• [EXERCISE BRIEF] Would you return the data below exactly as it stands, with every picture left out?

·····

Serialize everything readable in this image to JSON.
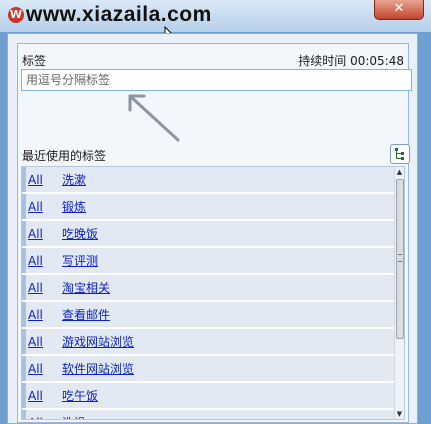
{
  "window": {
    "watermark": "www.xiazaila.com",
    "close_label": "✕"
  },
  "form": {
    "tags_label": "标签",
    "duration_text": "持续时间 00:05:48",
    "tags_placeholder": "用逗号分隔标签"
  },
  "recent": {
    "label": "最近使用的标签",
    "all_label": "All",
    "items": [
      "洗漱",
      "锻炼",
      "吃晚饭",
      "写评测",
      "淘宝相关",
      "查看邮件",
      "游戏网站浏览",
      "软件网站浏览",
      "吃午饭",
      "洗澡"
    ]
  }
}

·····

• [EXPECTED ANSWER]
Serialize everything readable in this image to JSON.
{
  "window": {
    "watermark": "www.xiazaila.com",
    "close_label": "✕"
  },
  "form": {
    "tags_label": "标签",
    "duration_text": "持续时间 00:05:48",
    "tags_placeholder": "用逗号分隔标签"
  },
  "recent": {
    "label": "最近使用的标签",
    "all_label": "All",
    "items": [
      "洗漱",
      "锻炼",
      "吃晚饭",
      "写评测",
      "淘宝相关",
      "查看邮件",
      "游戏网站浏览",
      "软件网站浏览",
      "吃午饭",
      "洗澡"
    ]
  }
}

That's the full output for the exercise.